[WHAT TO DO]
A word-for-word repetition of all the entries is needed.

[RECORDS TO USE]
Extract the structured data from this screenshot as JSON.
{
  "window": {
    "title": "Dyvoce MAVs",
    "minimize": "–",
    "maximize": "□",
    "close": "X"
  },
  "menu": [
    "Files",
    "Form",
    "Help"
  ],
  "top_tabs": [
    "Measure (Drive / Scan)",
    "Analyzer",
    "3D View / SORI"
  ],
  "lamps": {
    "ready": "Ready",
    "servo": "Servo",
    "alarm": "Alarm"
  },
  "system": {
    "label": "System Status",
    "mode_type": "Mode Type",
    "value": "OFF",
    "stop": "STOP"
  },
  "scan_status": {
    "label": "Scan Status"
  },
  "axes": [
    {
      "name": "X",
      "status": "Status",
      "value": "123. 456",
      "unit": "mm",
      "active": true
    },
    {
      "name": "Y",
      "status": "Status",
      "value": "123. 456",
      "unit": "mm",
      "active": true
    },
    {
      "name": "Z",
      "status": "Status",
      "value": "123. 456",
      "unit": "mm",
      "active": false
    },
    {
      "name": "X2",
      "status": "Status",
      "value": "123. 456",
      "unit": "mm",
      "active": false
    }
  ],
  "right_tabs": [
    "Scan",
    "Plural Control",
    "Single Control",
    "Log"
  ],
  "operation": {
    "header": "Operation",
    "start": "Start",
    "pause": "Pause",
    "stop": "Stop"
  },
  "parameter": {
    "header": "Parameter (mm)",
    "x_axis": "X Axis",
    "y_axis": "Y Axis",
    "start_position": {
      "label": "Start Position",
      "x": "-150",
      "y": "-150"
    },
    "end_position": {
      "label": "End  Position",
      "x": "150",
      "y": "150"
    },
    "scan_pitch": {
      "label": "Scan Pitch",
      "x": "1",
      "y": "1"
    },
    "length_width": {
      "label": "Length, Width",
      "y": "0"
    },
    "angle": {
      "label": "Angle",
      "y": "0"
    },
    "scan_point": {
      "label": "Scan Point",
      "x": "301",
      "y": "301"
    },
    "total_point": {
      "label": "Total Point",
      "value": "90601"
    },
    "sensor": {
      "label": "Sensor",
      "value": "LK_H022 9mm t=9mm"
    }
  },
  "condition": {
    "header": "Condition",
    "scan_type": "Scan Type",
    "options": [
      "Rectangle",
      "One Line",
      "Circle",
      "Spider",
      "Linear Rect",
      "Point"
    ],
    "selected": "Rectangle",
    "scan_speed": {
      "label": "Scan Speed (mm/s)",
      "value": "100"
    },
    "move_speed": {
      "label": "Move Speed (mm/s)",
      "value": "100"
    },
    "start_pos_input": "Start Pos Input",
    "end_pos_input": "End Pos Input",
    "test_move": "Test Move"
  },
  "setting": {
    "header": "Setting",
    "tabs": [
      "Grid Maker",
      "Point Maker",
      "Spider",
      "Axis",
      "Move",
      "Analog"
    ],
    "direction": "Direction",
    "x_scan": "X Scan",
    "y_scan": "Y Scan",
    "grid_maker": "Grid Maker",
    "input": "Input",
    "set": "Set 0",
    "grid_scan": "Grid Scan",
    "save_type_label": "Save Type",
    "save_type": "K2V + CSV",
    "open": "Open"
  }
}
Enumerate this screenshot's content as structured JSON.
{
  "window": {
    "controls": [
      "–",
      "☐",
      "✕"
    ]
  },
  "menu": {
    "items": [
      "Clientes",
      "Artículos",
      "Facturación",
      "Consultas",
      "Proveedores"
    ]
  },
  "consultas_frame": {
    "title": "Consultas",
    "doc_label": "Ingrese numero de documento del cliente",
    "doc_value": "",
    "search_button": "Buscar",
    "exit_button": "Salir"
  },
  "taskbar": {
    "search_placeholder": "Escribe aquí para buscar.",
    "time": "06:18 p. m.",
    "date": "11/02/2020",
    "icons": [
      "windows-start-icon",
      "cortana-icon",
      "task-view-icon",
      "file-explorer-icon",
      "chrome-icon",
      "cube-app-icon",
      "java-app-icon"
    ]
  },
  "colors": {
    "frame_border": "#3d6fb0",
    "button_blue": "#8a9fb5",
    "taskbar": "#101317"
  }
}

[EXPECTED ANSWER]
Extract the structured data from this screenshot as JSON.
{
  "window": {
    "title": "Dyvoce MAVs",
    "minimize": "–",
    "maximize": "□",
    "close": "X"
  },
  "menu": [
    "Files",
    "Form",
    "Help"
  ],
  "top_tabs": [
    "Measure (Drive / Scan)",
    "Analyzer",
    "3D View / SORI"
  ],
  "lamps": {
    "ready": "Ready",
    "servo": "Servo",
    "alarm": "Alarm"
  },
  "system": {
    "label": "System Status",
    "mode_type": "Mode Type",
    "value": "OFF",
    "stop": "STOP"
  },
  "scan_status": {
    "label": "Scan Status"
  },
  "axes": [
    {
      "name": "X",
      "status": "Status",
      "value": "123. 456",
      "unit": "mm",
      "active": true
    },
    {
      "name": "Y",
      "status": "Status",
      "value": "123. 456",
      "unit": "mm",
      "active": true
    },
    {
      "name": "Z",
      "status": "Status",
      "value": "123. 456",
      "unit": "mm",
      "active": false
    },
    {
      "name": "X2",
      "status": "Status",
      "value": "123. 456",
      "unit": "mm",
      "active": false
    }
  ],
  "right_tabs": [
    "Scan",
    "Plural Control",
    "Single Control",
    "Log"
  ],
  "operation": {
    "header": "Operation",
    "start": "Start",
    "pause": "Pause",
    "stop": "Stop"
  },
  "parameter": {
    "header": "Parameter (mm)",
    "x_axis": "X Axis",
    "y_axis": "Y Axis",
    "start_position": {
      "label": "Start Position",
      "x": "-150",
      "y": "-150"
    },
    "end_position": {
      "label": "End  Position",
      "x": "150",
      "y": "150"
    },
    "scan_pitch": {
      "label": "Scan Pitch",
      "x": "1",
      "y": "1"
    },
    "length_width": {
      "label": "Length, Width",
      "y": "0"
    },
    "angle": {
      "label": "Angle",
      "y": "0"
    },
    "scan_point": {
      "label": "Scan Point",
      "x": "301",
      "y": "301"
    },
    "total_point": {
      "label": "Total Point",
      "value": "90601"
    },
    "sensor": {
      "label": "Sensor",
      "value": "LK_H022 9mm t=9mm"
    }
  },
  "condition": {
    "header": "Condition",
    "scan_type": "Scan Type",
    "options": [
      "Rectangle",
      "One Line",
      "Circle",
      "Spider",
      "Linear Rect",
      "Point"
    ],
    "selected": "Rectangle",
    "scan_speed": {
      "label": "Scan Speed (mm/s)",
      "value": "100"
    },
    "move_speed": {
      "label": "Move Speed (mm/s)",
      "value": "100"
    },
    "start_pos_input": "Start Pos Input",
    "end_pos_input": "End Pos Input",
    "test_move": "Test Move"
  },
  "setting": {
    "header": "Setting",
    "tabs": [
      "Grid Maker",
      "Point Maker",
      "Spider",
      "Axis",
      "Move",
      "Analog"
    ],
    "direction": "Direction",
    "x_scan": "X Scan",
    "y_scan": "Y Scan",
    "grid_maker": "Grid Maker",
    "input": "Input",
    "set": "Set 0",
    "grid_scan": "Grid Scan",
    "save_type_label": "Save Type",
    "save_type": "K2V + CSV",
    "open": "Open"
  }
}
Enumerate this screenshot's content as structured JSON.
{
  "window": {
    "controls": [
      "–",
      "☐",
      "✕"
    ]
  },
  "menu": {
    "items": [
      "Clientes",
      "Artículos",
      "Facturación",
      "Consultas",
      "Proveedores"
    ]
  },
  "consultas_frame": {
    "title": "Consultas",
    "doc_label": "Ingrese numero de documento del cliente",
    "doc_value": "",
    "search_button": "Buscar",
    "exit_button": "Salir"
  },
  "taskbar": {
    "search_placeholder": "Escribe aquí para buscar.",
    "time": "06:18 p. m.",
    "date": "11/02/2020",
    "icons": [
      "windows-start-icon",
      "cortana-icon",
      "task-view-icon",
      "file-explorer-icon",
      "chrome-icon",
      "cube-app-icon",
      "java-app-icon"
    ]
  },
  "colors": {
    "frame_border": "#3d6fb0",
    "button_blue": "#8a9fb5",
    "taskbar": "#101317"
  }
}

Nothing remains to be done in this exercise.